Kevin Hickey, executive chef of The Four Seasons Hotel.
Kevin Hickey, executive chef of The Four Seasons Hotel. Photo: Sky Full of Bacon

This has seemed like four-star dining week, what with all the talk of Les Nomades and L2O and especially Michelin, for whom the tiny slice at the top is sort of like the famous Saul Steinberg map of America consisting largely of a few blocks of Manhattan. But the reality is that traditional white tablecloth, Frenchy-fied dining is on the wane, as even the big hotels, where it has long been as essential as valet parking, step away from it. Now on the heels of the Peninsula closing Avenues, the Park Hyatt casualizing NoMI, and the Public Hotel opening with a newly laidback Pump Room, Steve Dolinsky reports that the Four Seasons is closing Seasons, its 22-year-old fine dining spot, converting the space into a ballroom. He talks to hotel executive chef Kevin Hickey about the changes in diners’ tastes, and how that will drive a new restaurant concept that will open elsewhere within the hotel.

“I think fine-dining has evolved.
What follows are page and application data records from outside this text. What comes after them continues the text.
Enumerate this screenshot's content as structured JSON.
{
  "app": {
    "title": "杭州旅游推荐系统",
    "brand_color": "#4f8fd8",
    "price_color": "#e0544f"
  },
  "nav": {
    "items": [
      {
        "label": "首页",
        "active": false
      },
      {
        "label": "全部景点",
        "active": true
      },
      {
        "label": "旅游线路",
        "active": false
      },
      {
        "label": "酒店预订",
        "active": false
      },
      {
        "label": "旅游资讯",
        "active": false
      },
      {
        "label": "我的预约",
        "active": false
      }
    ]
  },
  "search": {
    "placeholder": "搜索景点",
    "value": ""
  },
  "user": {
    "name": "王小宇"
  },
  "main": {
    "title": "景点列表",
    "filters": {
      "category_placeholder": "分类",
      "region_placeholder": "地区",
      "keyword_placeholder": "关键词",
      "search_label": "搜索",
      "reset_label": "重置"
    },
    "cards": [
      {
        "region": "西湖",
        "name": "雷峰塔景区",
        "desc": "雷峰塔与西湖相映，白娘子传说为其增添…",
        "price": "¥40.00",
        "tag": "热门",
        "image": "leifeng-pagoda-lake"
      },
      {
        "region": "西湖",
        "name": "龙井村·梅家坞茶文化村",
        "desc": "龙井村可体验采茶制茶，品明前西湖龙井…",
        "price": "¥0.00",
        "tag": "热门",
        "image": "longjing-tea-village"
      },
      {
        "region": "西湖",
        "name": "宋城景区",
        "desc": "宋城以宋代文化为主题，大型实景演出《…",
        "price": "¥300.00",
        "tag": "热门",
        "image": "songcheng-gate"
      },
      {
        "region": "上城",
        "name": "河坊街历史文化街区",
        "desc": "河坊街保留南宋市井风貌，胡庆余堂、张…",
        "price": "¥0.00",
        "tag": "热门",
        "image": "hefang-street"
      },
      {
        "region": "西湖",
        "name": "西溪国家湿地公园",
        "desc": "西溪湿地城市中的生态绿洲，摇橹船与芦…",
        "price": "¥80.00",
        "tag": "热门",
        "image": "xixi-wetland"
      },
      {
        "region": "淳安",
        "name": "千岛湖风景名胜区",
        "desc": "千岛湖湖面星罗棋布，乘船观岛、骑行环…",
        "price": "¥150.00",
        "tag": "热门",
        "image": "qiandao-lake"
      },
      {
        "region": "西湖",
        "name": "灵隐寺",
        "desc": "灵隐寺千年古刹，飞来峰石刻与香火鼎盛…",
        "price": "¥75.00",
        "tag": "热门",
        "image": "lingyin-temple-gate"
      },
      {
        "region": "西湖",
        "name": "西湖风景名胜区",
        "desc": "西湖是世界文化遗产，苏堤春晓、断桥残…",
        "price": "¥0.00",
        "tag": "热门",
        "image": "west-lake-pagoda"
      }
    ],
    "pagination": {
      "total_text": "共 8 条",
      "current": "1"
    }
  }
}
I think the customers have changed what they want, and what they expect from a dining experience. The formality and the multi-hour commitments are gone,” Hickey tells Dolinsky. As for the new concept, “It will be more approachable, more fun. You’re gonna have the same passionate level of excitement - great quality, locally-sourced ingredients - but it will be at a more accessible price point.”

Our experience with Hickey on a recent Key Ingredient shoot perhaps points to the reason he seems eager to make the change. To be honest, we weren’t even sure that Seasons, which we last heard much about in the early 90s, still existed. Yet Hickey proved not only to be a sharp and obviously highly talented chef, but one who was buying the same local and artisanal ingredients as all the chefs who get talked about all the time— or maybe even better ones (the squab in his Key Ingredient dish was outstanding). It may seem funny to talk about a chef with one of the most prestigious gigs in town as being underappreciated, but if your clientele is mainly visitors, it’s easy for your own town to not really know what you’re up to.

Even if the Four Seasons’ future idea of more casual is unlikely to be as casual as most people’s, if a new concept within the hotel is able to draw locals on par with other restaurants in the vicinity, it will undoubtedly mean more visibility for Hickey and his team and the kind of food they make.

Four Seasons “Re-Concepting,” Chicago’s Fine Dining Landscape Continues To Evolve [Steve Dolinsky]

Four Seasons To Close 4-Star Seasons, Go Casual